From my recent article at the Middle East Institute:
Egypt’s President Abdel Fattah el-Sisi has not been shy about the need to reform religious discourse and relations. He is concerned about how the image of Islam has been marred by Muslims themselves, and how extremist thought has torn the fabric of Muslim-Christian unity. Visiting the Coptic Orthodox cathedral on Christmas Eve, he told the cheering audience, “We will build Egypt together. We will love each other, so the people can see.”
If these words are to become reality, the president may have a tool in an organization called the Egyptian Family House.
The article then describes the basic structure and activity of the Family House, which is mandated both to advise government ministers and replicate itself at the grassroots level.

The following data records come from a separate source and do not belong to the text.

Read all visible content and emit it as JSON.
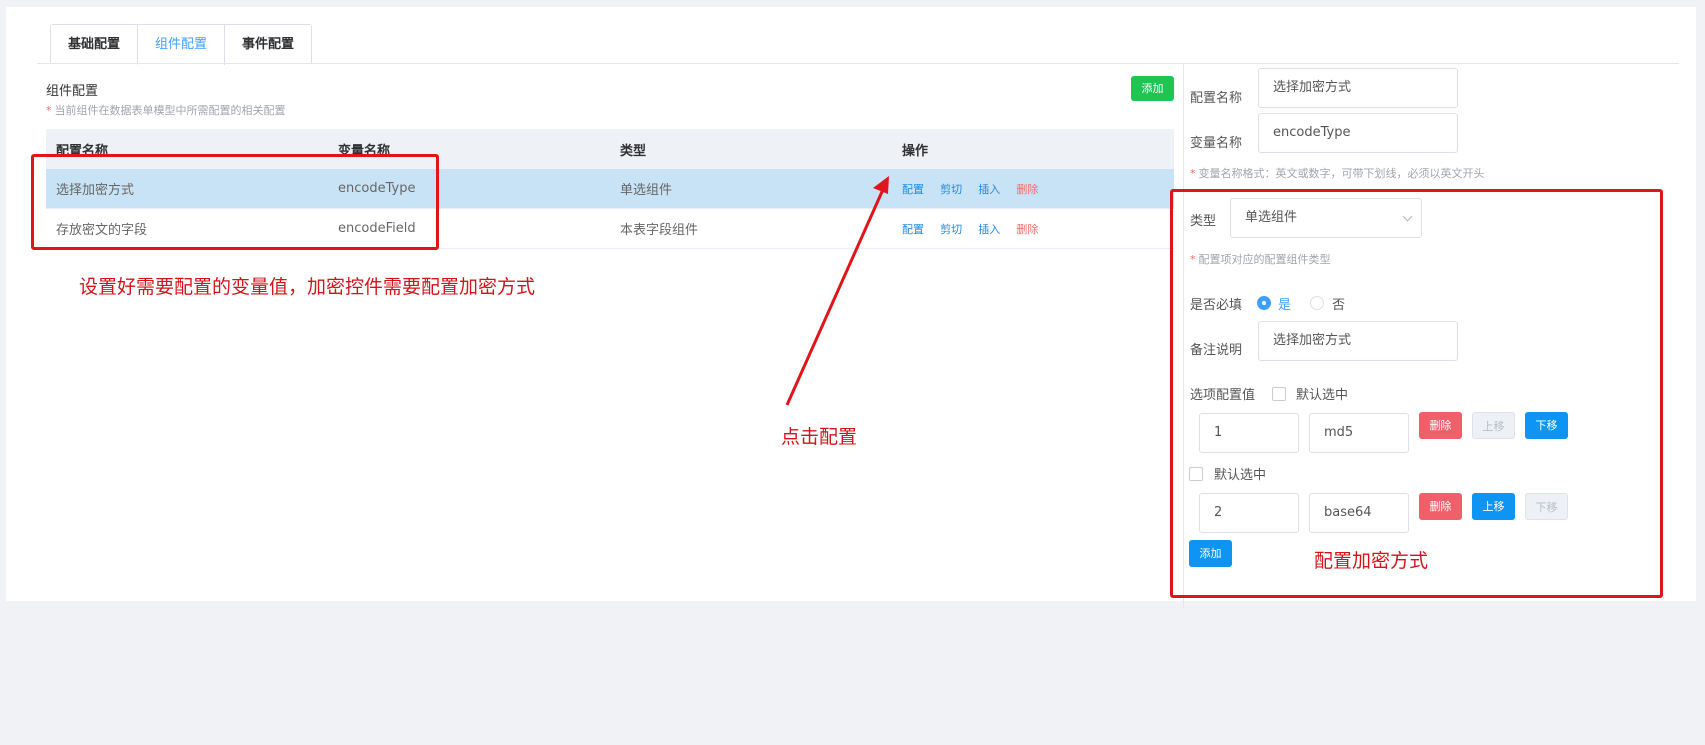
{
  "tabs": [
    {
      "label": "基础配置",
      "active": false
    },
    {
      "label": "组件配置",
      "active": true
    },
    {
      "label": "事件配置",
      "active": false
    }
  ],
  "section": {
    "title": "组件配置",
    "hint": "当前组件在数据表单模型中所需配置的相关配置",
    "add_label": "添加"
  },
  "table": {
    "headers": [
      "配置名称",
      "变量名称",
      "类型",
      "操作"
    ],
    "rows": [
      {
        "name": "选择加密方式",
        "var": "encodeType",
        "type": "单选组件",
        "selected": true
      },
      {
        "name": "存放密文的字段",
        "var": "encodeField",
        "type": "本表字段组件",
        "selected": false
      }
    ],
    "actions": {
      "config": "配置",
      "cut": "剪切",
      "insert": "插入",
      "delete": "删除"
    }
  },
  "form": {
    "config_name_label": "配置名称",
    "config_name_value": "选择加密方式",
    "var_name_label": "变量名称",
    "var_name_value": "encodeType",
    "var_name_hint": "变量名称格式：英文或数字，可带下划线，必须以英文开头",
    "type_label": "类型",
    "type_value": "单选组件",
    "type_hint": "配置项对应的配置组件类型",
    "required_label": "是否必填",
    "required_yes": "是",
    "required_no": "否",
    "remark_label": "备注说明",
    "remark_value": "选择加密方式",
    "options_label": "选项配置值",
    "default_checked_label": "默认选中",
    "options": [
      {
        "key": "1",
        "value": "md5"
      },
      {
        "key": "2",
        "value": "base64"
      }
    ],
    "btn_delete": "删除",
    "btn_up": "上移",
    "btn_down": "下移",
    "btn_add": "添加"
  },
  "annotations": {
    "note1": "设置好需要配置的变量值，加密控件需要配置加密方式",
    "note2": "点击配置",
    "note3": "配置加密方式"
  },
  "colors": {
    "accent": "#409eff",
    "annotation": "#e0141b",
    "add_green": "#1fc452"
  }
}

I have written about this before from Cairo, but here is an excerpt from Alexandria:
But examination of the Alexandria branch, established in December 2012 as one of the first regional chapters, shows that these efforts, while promising, are challenged by the precedent of people of different faiths not often working together.
In Alexandria, the governor provided the Family House with a building and four employees from the public payroll. The approximately 100 members meet once a month and work with deputies from the local ministries of culture, health, and social solidarity to plan how to collaboratively serve disadvantaged populations.
But at the same time, the Alexandria branch has been slow to organize activities. One conference on citizenship was held in the presence of the governor, but attracted an audience of only 150. The branch’s family committee has also conducted two visits to lower income neighborhoods, presenting a positive image of religious unity. But little else has been done. Members are encouraged to travel together to each monthly meeting to display their cooperation publicly, but only around half are doing so, according to Father Boulos Awad, co-head of the branch.
Even within the Family House, the culture of separation and ignorance of the religious other has not been easy to overcome. Awad explained that the members have spent much of their time getting to know each other and learning how to communicate. While many imams and priests in the organization have succeeded in forging friendships—calling each other on holidays, for example—they have reported few examples of practical cooperation.
A non-clerical member of the Alexandria branch added that the deliberate pace of the group’s activities reflects the nature of the members in that they are not pragmatic, fast-acting professionals and have the mentality of religious caution. But he and Awad both agree that the participants have good intentions, and they anticipate greater success in the years to come.
Please click here to read the full article at Arab West Report.